Cervical Lymph Node Metastases Linked to Lower Survival in Thyroid Cancer
Cervical lymph node metastases are associated with compromised survival in young patients with papillary thyroid cancer.
Cervical lymph node metastases are associated with compromised survival in young patients with papillary thyroid cancer, a new study published in the Journal of Clinical Oncology has shown.
Cervical lymph node metastases are known to be associated with poorer survival in patients aged 45 years or older with papillary thyroid cancer, but researchers sought to determine whether patients younger than 45 years also have reduced survival.
For the study, researchers identified 47,902 adults patients younger than 45 years undergoing surgery for stage I papillary thyroid cancer from the National Cancer Data Base (NCDB) and 21,855 from the SEER database.
Results showed that overall survival was worse for patients with nodal metastases vs. those that did not have them (NCDB: HR=1.32; 95% CI, 04-1.67; P=.021; SEER: HR=1.29; 95% CI, 1.08-1.56; P=.006).
Researchers found that increasing number of metastatic lymph nodes up to six was associated with decreasing overall survival (HR=1.12; 95% CI, 1.01-1.25; P=.03).

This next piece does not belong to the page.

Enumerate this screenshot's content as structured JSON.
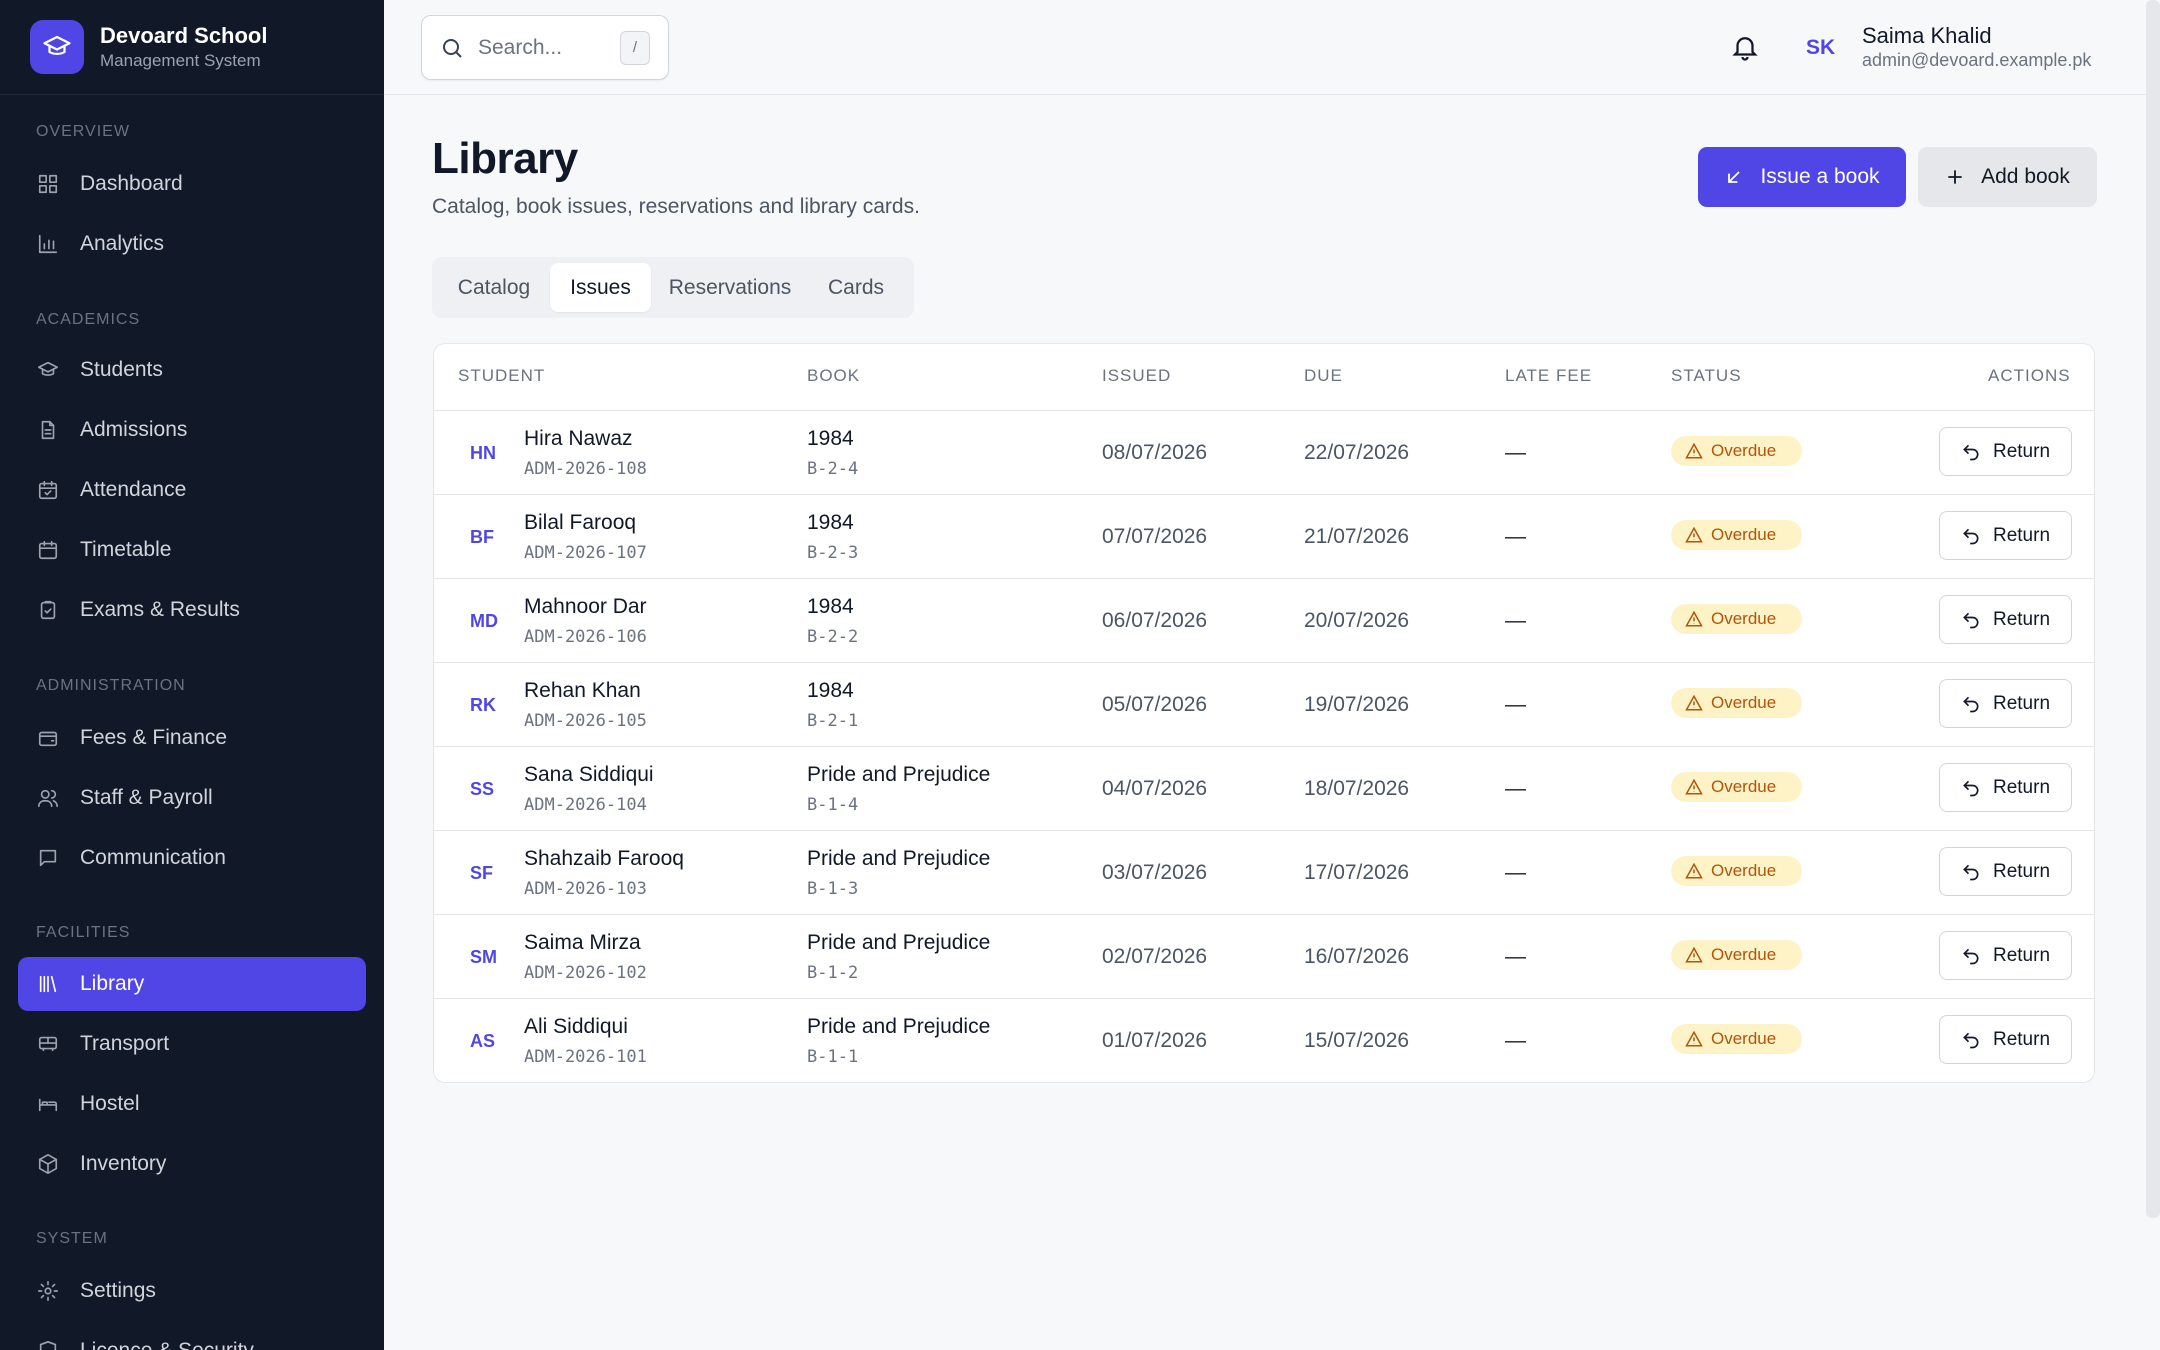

The findings suggest that the American Joint Committee on Cancer staging for papillary thyroid cancer should be revised to include cervical lymph node metastases in patients under 45 years of age. In addition, patients rigorous preoperative screening for nodal metastases should be performed as six or fewer metastatic lymph nodes negatively impact survival.